Germ Cell Drivers: Transmission of Preconception Stress Across Generations

Front Hum Neurosci. 2021 Jul 12;15:642762. doi: 10.3389/fnhum.2021.642762. eCollection 2021.


Exposure to stress can accelerate maturation and hasten reproduction. Although potentially adaptive, the trade-off is higher risk for morbidity and mortality. In humans, the intergenerational effects of stress have been demonstrated, but the precise mechanisms are unknown. Strikingly, even if parental stress occurs prior to conception, as adults, their offspring show worse mental and physical health. Emerging evidence primarily from preclinical models suggests that epigenetic programming may encode preconception stress exposures in germ cells, potentially impacting the phenotype of the offspring. In this narrative review, we evaluate the strength of the evidence for this mechanism across animals and humans in both males and females. The strongest evidence comes from studies of male mice, in which paternal preconception stress is associated with a host of phenotypic changes in the offspring and stress-induced changes in the small non-coding RNA content in sperm have been implicated. Two recent studies in men provide evidence that some small non-coding RNAs in sperm are responsive to past and current stress, including some of the same ones identified in mice.
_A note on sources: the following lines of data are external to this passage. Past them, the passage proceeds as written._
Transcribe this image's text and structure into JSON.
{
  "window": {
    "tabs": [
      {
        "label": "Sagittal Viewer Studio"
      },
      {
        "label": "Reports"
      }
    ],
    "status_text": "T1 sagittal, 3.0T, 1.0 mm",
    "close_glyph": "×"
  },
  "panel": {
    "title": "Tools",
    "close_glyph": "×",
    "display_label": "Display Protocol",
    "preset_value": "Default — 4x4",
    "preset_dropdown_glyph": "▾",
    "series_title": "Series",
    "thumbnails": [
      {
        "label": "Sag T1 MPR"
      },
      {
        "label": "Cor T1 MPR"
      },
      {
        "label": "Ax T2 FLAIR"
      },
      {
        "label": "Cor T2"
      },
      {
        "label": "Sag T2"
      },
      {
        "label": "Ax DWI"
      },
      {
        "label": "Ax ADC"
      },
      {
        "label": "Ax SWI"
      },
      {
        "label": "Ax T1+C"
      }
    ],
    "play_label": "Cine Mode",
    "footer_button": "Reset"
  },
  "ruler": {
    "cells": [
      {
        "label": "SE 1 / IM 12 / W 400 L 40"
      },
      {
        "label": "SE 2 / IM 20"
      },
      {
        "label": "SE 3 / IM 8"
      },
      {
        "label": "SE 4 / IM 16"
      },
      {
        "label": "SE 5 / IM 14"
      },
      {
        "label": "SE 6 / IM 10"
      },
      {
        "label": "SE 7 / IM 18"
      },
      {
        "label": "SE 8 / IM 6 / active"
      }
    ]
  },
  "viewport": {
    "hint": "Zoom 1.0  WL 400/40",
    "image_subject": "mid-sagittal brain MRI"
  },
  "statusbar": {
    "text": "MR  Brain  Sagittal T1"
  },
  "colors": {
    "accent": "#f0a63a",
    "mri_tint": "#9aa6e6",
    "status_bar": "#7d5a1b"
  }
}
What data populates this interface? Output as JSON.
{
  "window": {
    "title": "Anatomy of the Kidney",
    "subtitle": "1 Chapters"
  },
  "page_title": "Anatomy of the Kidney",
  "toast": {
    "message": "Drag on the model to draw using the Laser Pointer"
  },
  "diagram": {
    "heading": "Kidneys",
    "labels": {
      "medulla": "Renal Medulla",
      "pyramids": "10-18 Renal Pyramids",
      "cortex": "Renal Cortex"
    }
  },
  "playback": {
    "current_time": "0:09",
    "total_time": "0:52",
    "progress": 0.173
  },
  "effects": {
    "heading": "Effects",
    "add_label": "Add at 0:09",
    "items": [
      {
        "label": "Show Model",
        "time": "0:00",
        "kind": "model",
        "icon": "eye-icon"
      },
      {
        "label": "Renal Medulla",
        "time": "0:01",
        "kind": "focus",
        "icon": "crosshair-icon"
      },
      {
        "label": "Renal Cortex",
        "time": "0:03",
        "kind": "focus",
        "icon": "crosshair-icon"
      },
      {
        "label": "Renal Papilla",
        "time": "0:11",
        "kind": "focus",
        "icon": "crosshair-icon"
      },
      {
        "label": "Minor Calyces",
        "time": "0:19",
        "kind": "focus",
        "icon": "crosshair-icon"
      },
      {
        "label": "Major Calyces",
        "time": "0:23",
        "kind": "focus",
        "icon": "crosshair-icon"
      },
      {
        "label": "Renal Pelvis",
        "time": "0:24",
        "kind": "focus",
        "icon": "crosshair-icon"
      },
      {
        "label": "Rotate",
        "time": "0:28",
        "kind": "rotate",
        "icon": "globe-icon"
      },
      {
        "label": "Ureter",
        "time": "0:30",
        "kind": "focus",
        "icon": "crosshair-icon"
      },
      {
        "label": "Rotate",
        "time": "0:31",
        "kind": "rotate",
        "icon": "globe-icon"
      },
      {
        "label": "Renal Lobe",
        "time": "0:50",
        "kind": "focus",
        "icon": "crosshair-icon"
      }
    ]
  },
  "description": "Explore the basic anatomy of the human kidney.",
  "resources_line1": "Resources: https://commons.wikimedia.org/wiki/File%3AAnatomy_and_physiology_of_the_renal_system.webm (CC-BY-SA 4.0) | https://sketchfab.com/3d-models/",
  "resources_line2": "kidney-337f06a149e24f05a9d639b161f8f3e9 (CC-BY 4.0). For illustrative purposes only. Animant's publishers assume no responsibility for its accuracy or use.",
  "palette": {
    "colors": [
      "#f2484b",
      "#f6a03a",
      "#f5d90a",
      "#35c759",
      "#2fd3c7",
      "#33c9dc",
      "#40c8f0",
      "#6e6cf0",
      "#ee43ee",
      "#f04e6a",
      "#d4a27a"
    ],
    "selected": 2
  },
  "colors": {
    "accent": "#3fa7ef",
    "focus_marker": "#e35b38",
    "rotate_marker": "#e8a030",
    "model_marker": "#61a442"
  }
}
Although preliminary evidence suggests that findings from mice may map onto men, the next steps will be (1) considering whether stress type, severity, duration, and developmental timing affect germ cell epigenetic markers, (2) determining whether germ cell epigenetic markers contribute to disease risk in the offspring of stress-exposed parents, and (3) overcoming methodological challenges in order to extend this research to females.

Keywords: epigenetics; extracellular vesicles; germline; oocytes; small non-coding RNA; sperm; stress; trauma.

Publication types

  • Review